The participants of the CPW meeting actively contributed to the discussions of the Global Summit “Hunters United against Wildlife Crime”, organized by the CIC as the part of the General Assembly meeting. The Global Summit recognized the devastating impact of unprecedented levels of wildlife crime, including illegal take and trafficking, on wildlife populations, precious ecosystems and our natural heritage.
The Summit reiterated that well-regulated and sustainable wildlife use based on science and good governance has proven to be most effective, when the economic and cultural interests of local communities and indigenous peoples are met and their cooperation in wildlife conservation systems is ensured. The global hunting community was called upon at local, national and international levels to join forces with public, community and private partners as well as wildlife conservation organizations to arrest and reverse wildlife crime through evidence-based, pragmatic, timely and coordinated actions.
The CPW members commend the efforts of the CIC to engage the global hunting community in the fight against wildlife crime and are ready to support the follow-up actions focusing on enhancing sustainable wildlife management.
The Convention on the Conservation of Migratory Species of Wild Animals (CMS) is a member of the Collaborative Partnership on Wildlife (CPW) and was represented at the above mentioned meeting by Dr. Aline Kühl-Stenzel.
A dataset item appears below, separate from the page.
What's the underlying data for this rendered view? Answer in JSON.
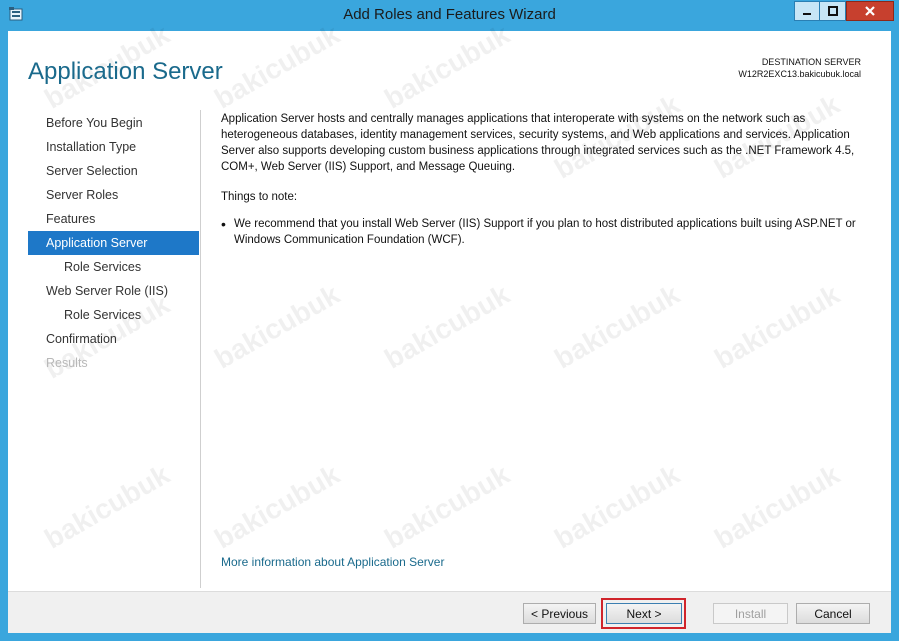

For more information please contact: firstname.lastname@example.org
Last updated on 02 May 2014